WHAT YOU NEED TO DO
A word-for-word repetition of all the entries is needed.

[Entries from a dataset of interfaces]
┌────────

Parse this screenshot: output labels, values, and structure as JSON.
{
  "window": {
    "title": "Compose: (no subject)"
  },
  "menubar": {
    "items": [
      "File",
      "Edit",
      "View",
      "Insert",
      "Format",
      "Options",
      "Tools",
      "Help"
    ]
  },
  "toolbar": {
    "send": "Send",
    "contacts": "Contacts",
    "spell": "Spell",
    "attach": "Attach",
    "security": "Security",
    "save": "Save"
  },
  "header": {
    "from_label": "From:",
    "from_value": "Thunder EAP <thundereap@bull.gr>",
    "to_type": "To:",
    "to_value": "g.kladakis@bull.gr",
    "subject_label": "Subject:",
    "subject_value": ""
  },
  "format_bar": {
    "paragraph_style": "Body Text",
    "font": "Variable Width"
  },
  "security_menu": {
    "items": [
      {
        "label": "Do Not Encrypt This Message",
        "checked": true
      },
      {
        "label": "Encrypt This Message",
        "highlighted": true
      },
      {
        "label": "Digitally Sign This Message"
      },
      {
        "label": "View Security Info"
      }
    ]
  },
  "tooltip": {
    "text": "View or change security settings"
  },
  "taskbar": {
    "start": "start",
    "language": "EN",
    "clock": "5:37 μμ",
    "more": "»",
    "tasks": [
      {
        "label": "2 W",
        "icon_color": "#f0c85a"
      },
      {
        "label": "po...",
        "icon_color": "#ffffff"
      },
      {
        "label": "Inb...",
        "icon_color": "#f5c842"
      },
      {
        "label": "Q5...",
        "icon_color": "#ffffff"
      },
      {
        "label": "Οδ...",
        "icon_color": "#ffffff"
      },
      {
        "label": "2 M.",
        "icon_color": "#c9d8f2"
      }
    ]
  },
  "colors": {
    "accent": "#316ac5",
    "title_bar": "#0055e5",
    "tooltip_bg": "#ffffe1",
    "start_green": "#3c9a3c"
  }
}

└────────

ANSWER SPACE
Parse this screenshot: output labels, values, and structure as JSON.
{
  "window": {
    "title": "Compose: (no subject)"
  },
  "menubar": {
    "items": [
      "File",
      "Edit",
      "View",
      "Insert",
      "Format",
      "Options",
      "Tools",
      "Help"
    ]
  },
  "toolbar": {
    "send": "Send",
    "contacts": "Contacts",
    "spell": "Spell",
    "attach": "Attach",
    "security": "Security",
    "save": "Save"
  },
  "header": {
    "from_label": "From:",
    "from_value": "Thunder EAP <thundereap@bull.gr>",
    "to_type": "To:",
    "to_value": "g.kladakis@bull.gr",
    "subject_label": "Subject:",
    "subject_value": ""
  },
  "format_bar": {
    "paragraph_style": "Body Text",
    "font": "Variable Width"
  },
  "security_menu": {
    "items": [
      {
        "label": "Do Not Encrypt This Message",
        "checked": true
      },
      {
        "label": "Encrypt This Message",
        "highlighted": true
      },
      {
        "label": "Digitally Sign This Message"
      },
      {
        "label": "View Security Info"
      }
    ]
  },
  "tooltip": {
    "text": "View or change security settings"
  },
  "taskbar": {
    "start": "start",
    "language": "EN",
    "clock": "5:37 μμ",
    "more": "»",
    "tasks": [
      {
        "label": "2 W",
        "icon_color": "#f0c85a"
      },
      {
        "label": "po...",
        "icon_color": "#ffffff"
      },
      {
        "label": "Inb...",
        "icon_color": "#f5c842"
      },
      {
        "label": "Q5...",
        "icon_color": "#ffffff"
      },
      {
        "label": "Οδ...",
        "icon_color": "#ffffff"
      },
      {
        "label": "2 M.",
        "icon_color": "#c9d8f2"
      }
    ]
  },
  "colors": {
    "accent": "#316ac5",
    "title_bar": "#0055e5",
    "tooltip_bg": "#ffffe1",
    "start_green": "#3c9a3c"
  }
}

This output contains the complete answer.